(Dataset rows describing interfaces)
·····
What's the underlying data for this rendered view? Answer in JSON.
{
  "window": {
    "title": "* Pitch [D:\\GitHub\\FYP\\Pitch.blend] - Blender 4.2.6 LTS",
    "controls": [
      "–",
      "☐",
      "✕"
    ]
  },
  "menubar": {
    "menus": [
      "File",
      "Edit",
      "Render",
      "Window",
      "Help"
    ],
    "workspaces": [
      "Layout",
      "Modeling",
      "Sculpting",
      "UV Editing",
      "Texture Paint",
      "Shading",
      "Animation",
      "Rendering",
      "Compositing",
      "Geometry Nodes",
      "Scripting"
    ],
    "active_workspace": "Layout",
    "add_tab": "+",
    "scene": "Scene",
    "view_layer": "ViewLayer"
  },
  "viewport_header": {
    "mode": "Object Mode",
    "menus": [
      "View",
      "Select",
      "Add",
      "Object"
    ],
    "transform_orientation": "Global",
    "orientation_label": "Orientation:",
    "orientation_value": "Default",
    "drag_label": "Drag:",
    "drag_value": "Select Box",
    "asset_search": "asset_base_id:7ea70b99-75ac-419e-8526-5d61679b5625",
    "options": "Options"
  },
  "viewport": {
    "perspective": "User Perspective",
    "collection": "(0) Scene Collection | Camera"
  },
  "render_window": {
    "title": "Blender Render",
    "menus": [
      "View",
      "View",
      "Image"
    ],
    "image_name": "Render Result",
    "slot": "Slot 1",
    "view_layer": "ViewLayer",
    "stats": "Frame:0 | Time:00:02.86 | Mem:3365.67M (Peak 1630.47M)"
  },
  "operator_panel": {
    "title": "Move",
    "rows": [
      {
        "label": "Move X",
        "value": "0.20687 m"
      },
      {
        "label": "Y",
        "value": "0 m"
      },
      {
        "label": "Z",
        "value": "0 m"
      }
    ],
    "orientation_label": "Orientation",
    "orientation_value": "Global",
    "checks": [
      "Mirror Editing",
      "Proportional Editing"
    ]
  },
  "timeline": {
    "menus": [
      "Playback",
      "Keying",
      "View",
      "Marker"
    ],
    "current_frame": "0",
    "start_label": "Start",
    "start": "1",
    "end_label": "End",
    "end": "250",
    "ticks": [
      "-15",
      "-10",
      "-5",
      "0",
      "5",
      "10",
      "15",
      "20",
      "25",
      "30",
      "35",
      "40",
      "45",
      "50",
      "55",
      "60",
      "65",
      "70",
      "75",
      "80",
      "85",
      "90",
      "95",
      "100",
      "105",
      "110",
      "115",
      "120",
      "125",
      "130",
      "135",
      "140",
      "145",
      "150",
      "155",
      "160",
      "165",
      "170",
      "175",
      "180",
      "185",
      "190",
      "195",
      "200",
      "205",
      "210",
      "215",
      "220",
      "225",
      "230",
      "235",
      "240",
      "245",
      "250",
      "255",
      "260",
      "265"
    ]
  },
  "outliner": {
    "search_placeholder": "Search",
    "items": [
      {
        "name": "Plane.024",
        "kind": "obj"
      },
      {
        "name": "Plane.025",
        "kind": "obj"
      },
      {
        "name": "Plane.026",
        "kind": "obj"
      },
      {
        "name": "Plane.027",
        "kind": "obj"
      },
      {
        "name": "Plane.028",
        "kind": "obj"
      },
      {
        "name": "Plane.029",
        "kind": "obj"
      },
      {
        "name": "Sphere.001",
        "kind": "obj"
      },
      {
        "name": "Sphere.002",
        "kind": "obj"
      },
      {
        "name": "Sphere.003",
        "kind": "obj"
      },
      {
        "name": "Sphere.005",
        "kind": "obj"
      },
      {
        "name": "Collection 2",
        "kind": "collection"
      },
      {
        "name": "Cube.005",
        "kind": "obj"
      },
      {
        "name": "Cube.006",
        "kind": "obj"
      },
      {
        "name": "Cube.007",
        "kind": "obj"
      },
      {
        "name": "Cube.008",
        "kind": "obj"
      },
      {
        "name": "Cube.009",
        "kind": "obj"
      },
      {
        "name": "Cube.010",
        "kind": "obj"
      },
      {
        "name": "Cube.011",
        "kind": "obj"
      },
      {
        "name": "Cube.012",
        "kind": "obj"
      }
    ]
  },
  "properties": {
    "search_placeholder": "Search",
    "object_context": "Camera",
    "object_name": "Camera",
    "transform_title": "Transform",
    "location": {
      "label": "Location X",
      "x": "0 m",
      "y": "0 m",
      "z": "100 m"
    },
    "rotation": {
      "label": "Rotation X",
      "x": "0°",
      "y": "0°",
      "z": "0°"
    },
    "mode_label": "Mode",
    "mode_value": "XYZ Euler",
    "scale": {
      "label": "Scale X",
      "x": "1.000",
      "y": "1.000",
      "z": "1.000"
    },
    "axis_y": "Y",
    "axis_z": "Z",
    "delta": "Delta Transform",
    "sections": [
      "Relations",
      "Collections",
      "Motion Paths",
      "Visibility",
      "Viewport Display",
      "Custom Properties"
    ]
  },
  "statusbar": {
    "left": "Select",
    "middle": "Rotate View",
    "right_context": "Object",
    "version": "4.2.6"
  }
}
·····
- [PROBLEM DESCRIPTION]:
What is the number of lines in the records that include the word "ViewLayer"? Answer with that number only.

- [ANSWER TO THIS PROBLEM]:
2